How the American Alpine Club Works

Joining the American Alpine Club

You could browse through much of the American Alpine Club's Web site without becoming a member. You could add your name to the list of 1,449 fans of the American Alpine Club's page on Facebook (as of November 2009) without becoming a member. You also could buy the many climbers' guides and other books the AAC publishes without joining this premier adventure sports club.

But many people who are seriously interested in climbing find that there's a lot of upside to paying the annual fee and becoming a full-fledged member. The American Alpine Club is more than just an adventure club. It provides useful benefits and logistics as well as practical and sometimes entertaining information. With many experienced and novice climbers as members, the club is an invaluable network for those who love climbing and other adventure sports. As one member, Mike Libecki, says on the club's Web site, being a member of the American Alpine Club is "a must for the vertically obsessed" [source: American Alpine Club].

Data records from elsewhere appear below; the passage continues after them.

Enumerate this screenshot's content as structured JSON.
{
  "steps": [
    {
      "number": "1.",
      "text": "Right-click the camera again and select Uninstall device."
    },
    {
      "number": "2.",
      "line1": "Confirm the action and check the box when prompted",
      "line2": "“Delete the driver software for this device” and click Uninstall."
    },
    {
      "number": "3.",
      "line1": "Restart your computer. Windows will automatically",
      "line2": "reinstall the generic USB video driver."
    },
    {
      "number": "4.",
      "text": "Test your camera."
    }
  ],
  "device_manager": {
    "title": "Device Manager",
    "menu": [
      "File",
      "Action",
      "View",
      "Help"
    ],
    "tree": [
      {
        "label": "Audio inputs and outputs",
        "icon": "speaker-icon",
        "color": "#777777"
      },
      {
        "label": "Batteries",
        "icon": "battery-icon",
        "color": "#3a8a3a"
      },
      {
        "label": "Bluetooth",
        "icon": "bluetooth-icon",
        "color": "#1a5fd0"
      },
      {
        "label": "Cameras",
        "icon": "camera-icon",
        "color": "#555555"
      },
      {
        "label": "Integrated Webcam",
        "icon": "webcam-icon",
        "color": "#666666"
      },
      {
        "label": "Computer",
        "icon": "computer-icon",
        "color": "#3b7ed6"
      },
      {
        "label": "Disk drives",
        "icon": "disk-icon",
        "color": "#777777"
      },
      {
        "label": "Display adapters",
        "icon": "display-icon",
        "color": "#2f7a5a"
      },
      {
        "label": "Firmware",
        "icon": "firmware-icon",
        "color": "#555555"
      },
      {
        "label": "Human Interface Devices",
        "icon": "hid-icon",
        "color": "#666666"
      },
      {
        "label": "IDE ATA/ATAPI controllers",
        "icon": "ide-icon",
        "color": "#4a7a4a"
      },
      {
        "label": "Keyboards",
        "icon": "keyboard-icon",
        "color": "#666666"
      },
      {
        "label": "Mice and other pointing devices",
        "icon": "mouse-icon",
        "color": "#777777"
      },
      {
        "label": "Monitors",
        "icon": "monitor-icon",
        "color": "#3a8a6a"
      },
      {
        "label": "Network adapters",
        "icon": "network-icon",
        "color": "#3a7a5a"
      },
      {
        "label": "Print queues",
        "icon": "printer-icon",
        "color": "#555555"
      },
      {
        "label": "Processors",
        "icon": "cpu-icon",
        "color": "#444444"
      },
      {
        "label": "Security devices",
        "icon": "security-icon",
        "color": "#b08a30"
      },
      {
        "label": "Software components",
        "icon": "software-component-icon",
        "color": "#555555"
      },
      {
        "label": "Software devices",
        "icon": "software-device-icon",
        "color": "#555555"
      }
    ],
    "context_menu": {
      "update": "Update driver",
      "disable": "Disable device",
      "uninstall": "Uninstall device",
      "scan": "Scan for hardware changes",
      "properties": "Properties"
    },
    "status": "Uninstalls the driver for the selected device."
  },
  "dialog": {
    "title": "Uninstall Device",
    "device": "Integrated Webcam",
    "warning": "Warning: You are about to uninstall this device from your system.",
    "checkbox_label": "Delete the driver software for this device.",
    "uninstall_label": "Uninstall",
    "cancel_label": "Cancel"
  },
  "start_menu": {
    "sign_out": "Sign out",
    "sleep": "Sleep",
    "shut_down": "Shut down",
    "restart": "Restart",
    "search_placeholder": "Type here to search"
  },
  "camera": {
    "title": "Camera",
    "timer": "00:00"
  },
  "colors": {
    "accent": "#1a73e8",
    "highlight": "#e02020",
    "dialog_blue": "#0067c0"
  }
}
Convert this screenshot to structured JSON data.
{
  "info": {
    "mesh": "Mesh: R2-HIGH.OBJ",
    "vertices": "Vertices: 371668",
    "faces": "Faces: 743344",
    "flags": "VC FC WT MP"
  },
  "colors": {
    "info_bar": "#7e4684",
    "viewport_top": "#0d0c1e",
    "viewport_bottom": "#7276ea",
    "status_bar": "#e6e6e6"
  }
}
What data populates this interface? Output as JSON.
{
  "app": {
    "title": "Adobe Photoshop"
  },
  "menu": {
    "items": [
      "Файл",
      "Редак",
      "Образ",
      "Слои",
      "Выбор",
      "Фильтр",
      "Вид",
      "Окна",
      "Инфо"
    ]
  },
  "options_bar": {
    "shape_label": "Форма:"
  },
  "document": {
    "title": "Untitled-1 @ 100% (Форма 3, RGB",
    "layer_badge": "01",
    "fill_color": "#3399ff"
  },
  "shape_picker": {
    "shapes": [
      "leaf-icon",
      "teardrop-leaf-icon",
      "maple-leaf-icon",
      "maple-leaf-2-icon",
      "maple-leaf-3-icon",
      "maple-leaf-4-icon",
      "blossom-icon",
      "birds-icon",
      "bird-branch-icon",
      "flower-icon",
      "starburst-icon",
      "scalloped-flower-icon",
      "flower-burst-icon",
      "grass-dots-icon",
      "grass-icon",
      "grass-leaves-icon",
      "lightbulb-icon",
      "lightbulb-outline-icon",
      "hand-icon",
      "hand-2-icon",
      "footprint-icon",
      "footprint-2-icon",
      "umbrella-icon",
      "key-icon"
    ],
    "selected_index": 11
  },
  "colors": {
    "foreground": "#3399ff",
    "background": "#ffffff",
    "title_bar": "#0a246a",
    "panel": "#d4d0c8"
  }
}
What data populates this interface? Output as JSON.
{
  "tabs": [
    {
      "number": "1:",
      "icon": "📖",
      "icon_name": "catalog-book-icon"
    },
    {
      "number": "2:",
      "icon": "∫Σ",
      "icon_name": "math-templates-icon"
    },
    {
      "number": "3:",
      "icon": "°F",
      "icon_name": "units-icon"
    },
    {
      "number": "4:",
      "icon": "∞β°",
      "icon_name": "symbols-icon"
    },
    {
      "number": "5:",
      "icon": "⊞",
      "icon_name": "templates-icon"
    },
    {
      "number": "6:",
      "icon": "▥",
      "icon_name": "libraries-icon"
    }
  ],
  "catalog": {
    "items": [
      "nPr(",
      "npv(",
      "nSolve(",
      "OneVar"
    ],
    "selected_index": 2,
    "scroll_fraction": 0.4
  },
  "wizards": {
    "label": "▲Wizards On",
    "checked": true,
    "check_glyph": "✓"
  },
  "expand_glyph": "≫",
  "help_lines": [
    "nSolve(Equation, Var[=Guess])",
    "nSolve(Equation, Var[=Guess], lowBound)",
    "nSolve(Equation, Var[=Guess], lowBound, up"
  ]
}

Joining the club is as easy as visiting its Web site. Memberships are available at varied levels:

  • Regular membership: $75
  • Senior membership, for those 66 and older: $50
  • Junior membership, for those 28 and younger: $40
  • Joint membership for two people who will share the set of the publications that come with membership: $125

For a $24 upgrade, members get the same discounts that members of the Alpine Club of Canada use to stay at that club's Canmore Clubhouse and its many country huts [source: American Alpine Club].

Is it worth it? Just what are the benefits of joining the American Alpine Club? The next page will tell you everything you need to know.